Witch-hazel is a deciduous spring-flowering tree with fragrant fringe-like blossoms that appear on branches before the leaves emerge. Pictured: Hamamelis virginiana, a native to the eastern and central United States. This is another favorite under-story tree for the woodland garden, blooming mid-March here in Georgia, Zone 7B.
The botanical name Hamamelis comes from two Greek words: one meaning “apple” (signifying a fruit), and the other meaning “at the same time.” Flowers on the witch hazel are produced “at the same time” the previous year’s fruit is maturing and scattering seeds from its branches. As to the common name (witch hazel), the word “witch” is a derivative of an Old English word “wych,” denoting the term “to bend” because the branches of the witch hazel are pliable. The plant is not related to the hazel nut tree at all, but the leaves do have a similar appearance, thus the common name “witch hazel.”

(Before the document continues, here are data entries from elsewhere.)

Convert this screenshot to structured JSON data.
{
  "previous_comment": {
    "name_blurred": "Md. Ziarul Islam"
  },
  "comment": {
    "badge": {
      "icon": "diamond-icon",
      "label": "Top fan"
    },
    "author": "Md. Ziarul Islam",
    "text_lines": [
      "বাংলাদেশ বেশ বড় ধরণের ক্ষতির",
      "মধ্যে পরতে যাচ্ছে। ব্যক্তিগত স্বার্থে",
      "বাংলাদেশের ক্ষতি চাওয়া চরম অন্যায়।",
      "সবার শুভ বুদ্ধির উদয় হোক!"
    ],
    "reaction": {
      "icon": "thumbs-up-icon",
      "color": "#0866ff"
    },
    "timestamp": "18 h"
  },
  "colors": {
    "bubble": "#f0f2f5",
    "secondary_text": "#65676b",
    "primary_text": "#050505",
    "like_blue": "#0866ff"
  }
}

Colonists and Native Americans used witch hazel for a number of maladies, particularly in the treatment of wounds, sore muscles, and abrasions. Today, plant extract from witch hazel leaves and bark is widely used in skin care products and is especially useful as an astringent. Cosmetically, it is used in the treatment acne, and medicinally for minor rashes, blisters and insect bites. Witch hazel is one of the few native medicinal plants approved by the FDA as a non-prescription ingredient in over-the-counter products.
Botanical Illustration for the Witch Hazel: Köhler’s Medizinal-Pflanzen.
More information about Witch Hazel as a medicinal element, here.